Lübeck Cathedral is a large brick-built Lutheran cathedral in Lübeck, Germany and part of the Lübeck UNESCO World Heritage Site. In 1173 Henry the Lion founded the cathedral to serve the Diocese of Lübeck, after the transfer in 1160 of the bishop's seat from Oldenburg in Holstein under bishop Gerold. The then Romanesque cathedral was completed around 1230, but between 1266 and 1335 it was converted into a Gothic-style building with side-aisles raised to the same height as the main aisle.

On the night of Palm Sunday (28–29 March) 1942 a Royal Air Force bombing raid destroyed a fifth of the town centre. Several bombs fell in the area around the church, causing the eastern vault of the quire to collapse and destroying the altar which dated from 1696. A fire from the neighbouring cathedral museum spread to the truss of the cathedral, and around noon on Palm Sunday the towers collapsed. An Arp Schnitger organ was lost in the flames. Nevertheless, a relatively large portion of the internal fittings was saved, including the cross and almost all of the medieval polyptychs. In 1946 a further collapse, of the gable of the north transept, destroyed the vestibule almost completely.

Reconstruction of the cathedral took several decades, as greater priority was given to the rebuilding of the Marienkirche. Work was completed only in 1982.
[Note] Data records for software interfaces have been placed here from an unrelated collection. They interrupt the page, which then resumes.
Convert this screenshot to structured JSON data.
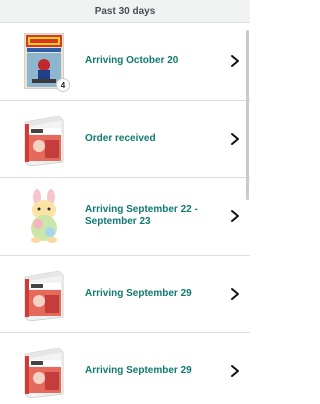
{
  "header": {
    "title": "Past 30 days"
  },
  "orders": [
    {
      "status": "Arriving October 20",
      "image": "comic-book-icon",
      "quantity": "4"
    },
    {
      "status": "Order received",
      "image": "card-box-icon"
    },
    {
      "status": "Arriving September 22 - September 23",
      "image": "plush-toy-icon"
    },
    {
      "status": "Arriving September 29",
      "image": "card-box-icon"
    },
    {
      "status": "Arriving September 29",
      "image": "card-box-icon"
    }
  ],
  "colors": {
    "status_text": "#107a70",
    "header_bg": "#f1f2f2"
  }
}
The cathedral is unique in that at 105 m, it is shorter than the tallest church in the city. This is the consequence of a power struggle between the church and the guilds.

The 17 m crucifix is the work of the Lübeck artist Bernt Notke. It was commissioned by the bishop of Lübeck, Albert II. Krummendiek, and erected in 1477. The carvings which decorate the rood screen are also by Notke.

Since the war, the famous altar of Hans Memling has been in the medieval collection of the St. Annen Museum, but notable polyptychs remain in the cathedral.

In the funeral chapels of the southern aisle are Baroque-era memorials by the Flemish sculptor Thomas Quellinus.